ENTRIES SHOWN:
--

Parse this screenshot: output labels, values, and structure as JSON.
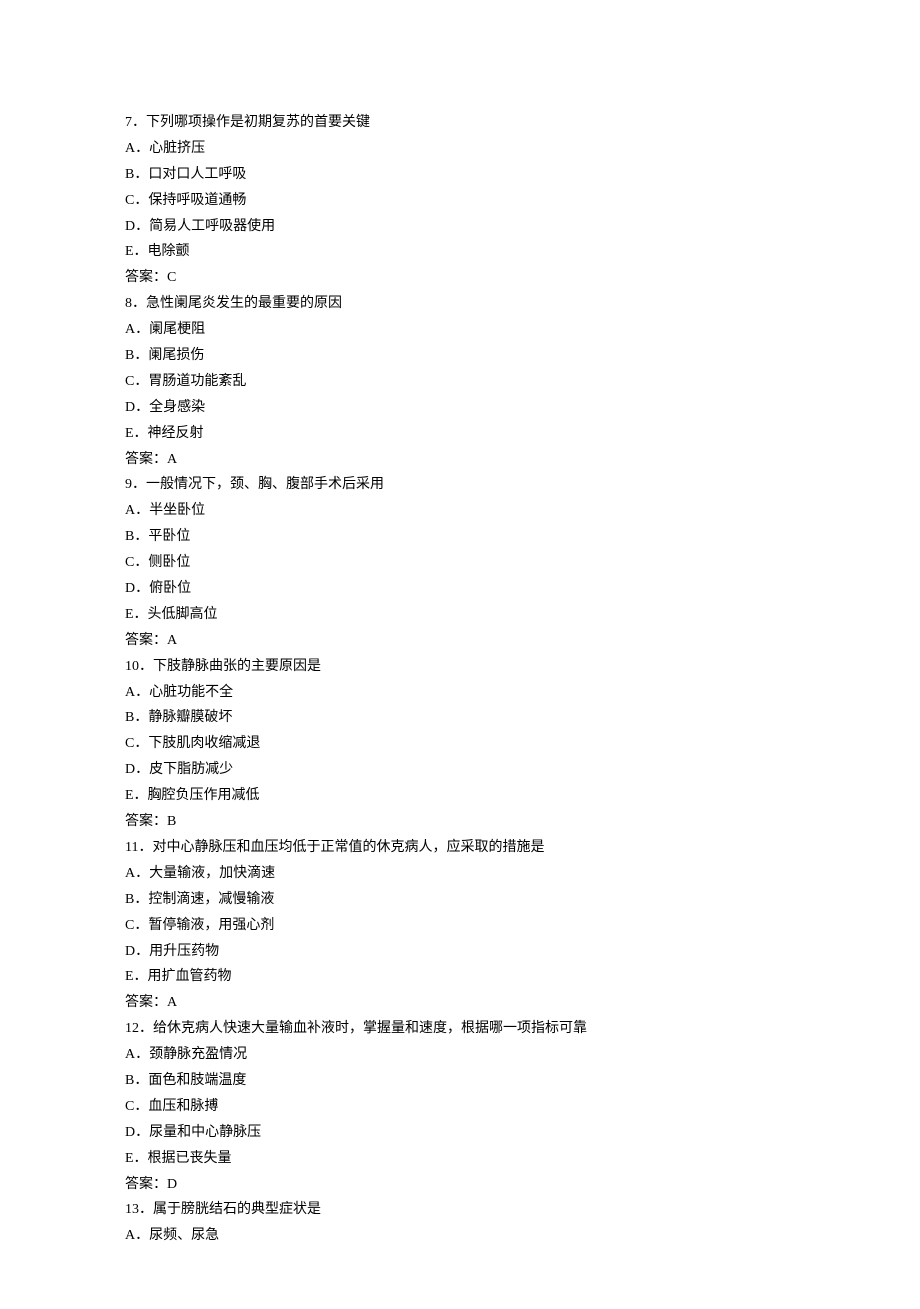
{
  "questions": [
    {
      "number": "7",
      "stem": "下列哪项操作是初期复苏的首要关键",
      "options": [
        "A．心脏挤压",
        "B．口对口人工呼吸",
        "C．保持呼吸道通畅",
        "D．简易人工呼吸器使用",
        "E．电除颤"
      ],
      "answer": "答案：C"
    },
    {
      "number": "8",
      "stem": "急性阑尾炎发生的最重要的原因",
      "options": [
        "A．阑尾梗阻",
        "B．阑尾损伤",
        "C．胃肠道功能紊乱",
        "D．全身感染",
        "E．神经反射"
      ],
      "answer": "答案：A"
    },
    {
      "number": "9",
      "stem": "一般情况下，颈、胸、腹部手术后采用",
      "options": [
        "A．半坐卧位",
        "B．平卧位",
        "C．侧卧位",
        "D．俯卧位",
        "E．头低脚高位"
      ],
      "answer": "答案：A"
    },
    {
      "number": "10",
      "stem": "下肢静脉曲张的主要原因是",
      "options": [
        "A．心脏功能不全",
        "B．静脉瓣膜破坏",
        "C．下肢肌肉收缩减退",
        "D．皮下脂肪减少",
        "E．胸腔负压作用减低"
      ],
      "answer": "答案：B"
    },
    {
      "number": "11",
      "stem": "对中心静脉压和血压均低于正常值的休克病人，应采取的措施是",
      "options": [
        "A．大量输液，加快滴速",
        "B．控制滴速，减慢输液",
        "C．暂停输液，用强心剂",
        "D．用升压药物",
        "E．用扩血管药物"
      ],
      "answer": "答案：A"
    },
    {
      "number": "12",
      "stem": "给休克病人快速大量输血补液时，掌握量和速度，根据哪一项指标可靠",
      "options": [
        "A．颈静脉充盈情况",
        "B．面色和肢端温度",
        "C．血压和脉搏",
        "D．尿量和中心静脉压",
        "E．根据已丧失量"
      ],
      "answer": "答案：D"
    },
    {
      "number": "13",
      "stem": "属于膀胱结石的典型症状是",
      "options": [
        "A．尿频、尿急"
      ],
      "answer": ""
    }
  ]
}
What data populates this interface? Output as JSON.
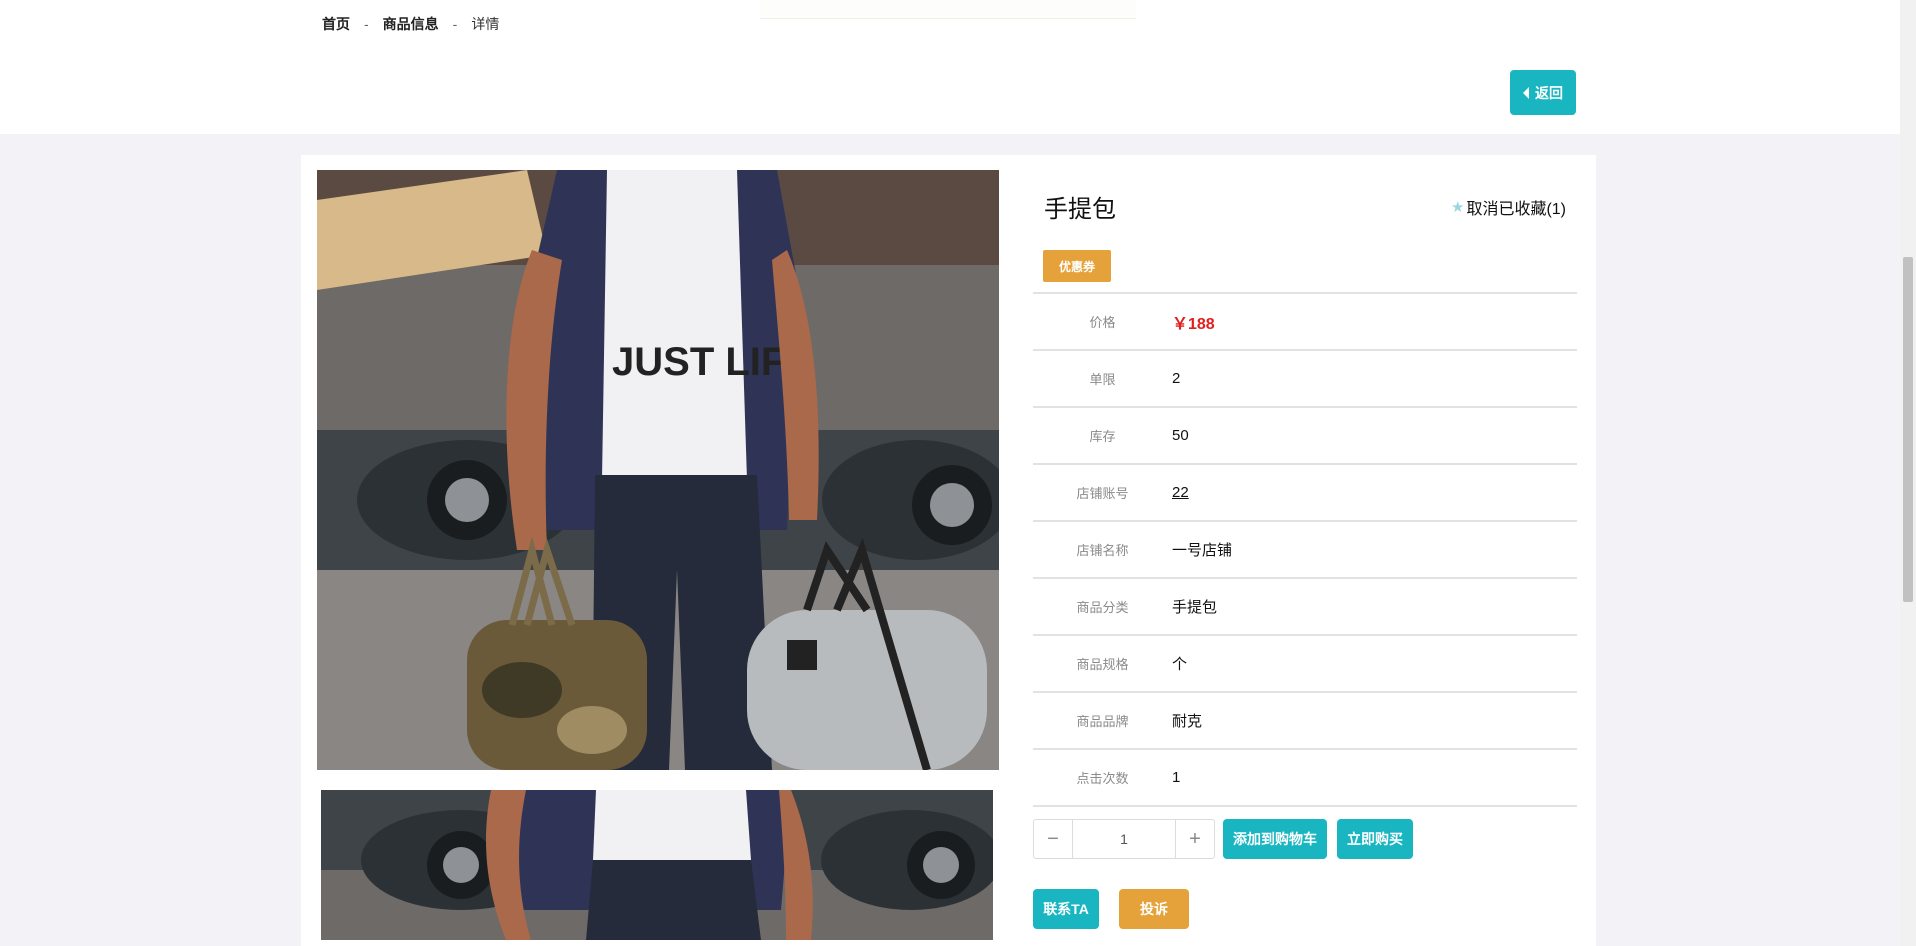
{
  "breadcrumb": {
    "home": "首页",
    "separator": "-",
    "section": "商品信息",
    "current": "详情"
  },
  "back_button": {
    "label": "返回",
    "icon": "caret-left-icon"
  },
  "product": {
    "title": "手提包",
    "favorite": {
      "label": "取消已收藏(1)",
      "icon": "star-icon"
    },
    "coupon_label": "优惠券",
    "images": {
      "main": "product-main-photo",
      "thumbnail": "product-thumbnail-photo"
    },
    "details": [
      {
        "label": "价格",
        "value": "￥188"
      },
      {
        "label": "单限",
        "value": "2"
      },
      {
        "label": "库存",
        "value": "50"
      },
      {
        "label": "店铺账号",
        "value": "22"
      },
      {
        "label": "店铺名称",
        "value": "一号店铺"
      },
      {
        "label": "商品分类",
        "value": "手提包"
      },
      {
        "label": "商品规格",
        "value": "个"
      },
      {
        "label": "商品品牌",
        "value": "耐克"
      },
      {
        "label": "点击次数",
        "value": "1"
      }
    ]
  },
  "purchase": {
    "quantity": "1",
    "minus_icon": "minus-icon",
    "plus_icon": "plus-icon",
    "add_to_cart_label": "添加到购物车",
    "buy_now_label": "立即购买",
    "contact_label": "联系TA",
    "complaint_label": "投诉"
  },
  "colors": {
    "accent": "#19b6c2",
    "warning": "#e5a23a",
    "price": "#e02020",
    "page_bg": "#f3f3f7"
  }
}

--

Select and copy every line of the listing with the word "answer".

      "answer": "答案：C"
      "answer": "答案：A"
      "answer": "答案：A"
      "answer": "答案：B"
      "answer": "答案：A"
      "answer": "答案：D"
      "answer": ""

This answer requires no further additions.